Smithville Lake is a large reservoir north of Kansas City, Missouri. Stretching north to south above the east wall of the Missouri River Valley, the Lake and its surrounding wetlands are a magnet for migratory waterfowl and early November is an excellent time to visit. Access to the area is via U.S. 169 (north of I-435), on the west side of the Lake, or from Missouri 92 which passes south of the reservoir; the Visitor Center is adjacent to the Dam on Route DD, which loops between the above highways.
Migrant ducks are peaking by November; rafts of diving ducks (redheads, ring-necks, scaup, common goldeneyes, buffleheads, ruddys, canvasbacks and mergansers) gather on deeper waters near the dam while surface feeders (mallards, wigeon, gadwall, shovelers and coot) favor the backwater shallows; the former are often joined by a variety of loons, grebes, gulls and terns though pied-billed grebes prefer the shallower waters. Bald eagles are common here throughout the colder months, peregrine falcons follow the migrant waterfowl and ospreys fish on the lake during their spring and fall migrations. Large flocks of double-crested cormorants are also attracted to the reservoir and often roost in drowned trees north of the Route W bridge.

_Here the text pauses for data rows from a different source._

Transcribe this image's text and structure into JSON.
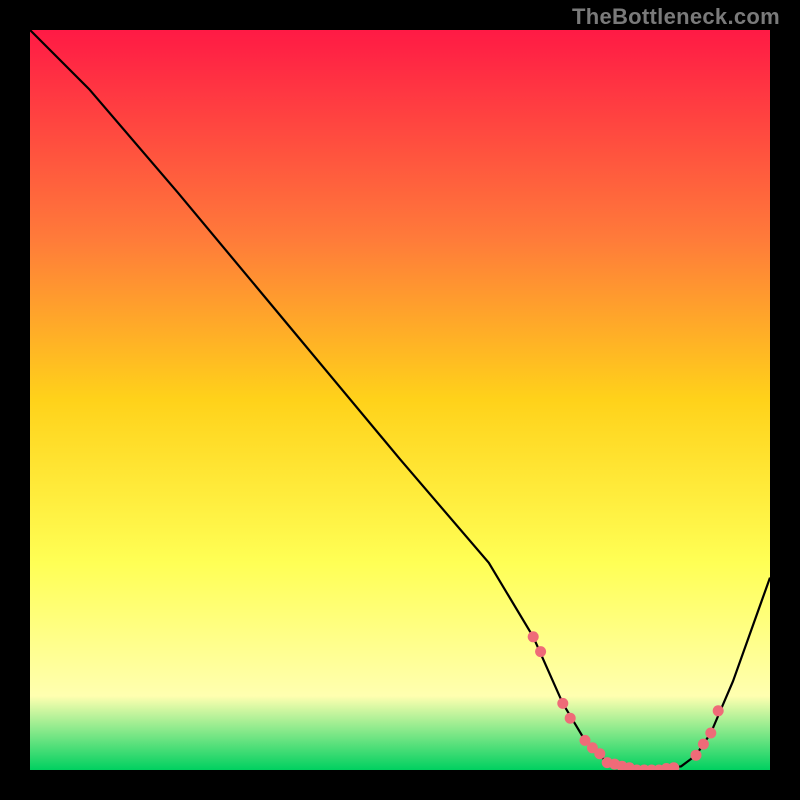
{
  "watermark": "TheBottleneck.com",
  "colors": {
    "bg": "#000000",
    "grad_top": "#ff1a45",
    "grad_mid1": "#ff7a3a",
    "grad_mid2": "#ffd21a",
    "grad_mid3": "#ffff55",
    "grad_mid4": "#ffffb0",
    "grad_bottom": "#00d060",
    "line": "#000000",
    "marker": "#ef6b78"
  },
  "chart_data": {
    "type": "line",
    "title": "",
    "xlabel": "",
    "ylabel": "",
    "xlim": [
      0,
      100
    ],
    "ylim": [
      0,
      100
    ],
    "x": [
      0,
      8,
      20,
      35,
      50,
      62,
      68,
      72,
      75,
      78,
      82,
      85,
      88,
      90,
      92,
      95,
      100
    ],
    "values": [
      100,
      92,
      78,
      60,
      42,
      28,
      18,
      9,
      4,
      1,
      0,
      0,
      0.5,
      2,
      5,
      12,
      26
    ],
    "markers_x": [
      68,
      69,
      72,
      73,
      75,
      76,
      77,
      78,
      79,
      80,
      81,
      82,
      83,
      84,
      85,
      86,
      87,
      90,
      91,
      92,
      93
    ],
    "markers_y": [
      18,
      16,
      9,
      7,
      4,
      3,
      2.2,
      1,
      0.8,
      0.5,
      0.3,
      0,
      0,
      0,
      0,
      0.2,
      0.3,
      2,
      3.5,
      5,
      8
    ]
  }
}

American white pelicans rest and feed along the shorelines and, as autumn progresses, large flocks of Canada and snow geese visit the reservoir. In addition, birders will find an excellent variety of raptors, game birds and upland songbirds in the woodlands, wetlands and fields that surround the lake.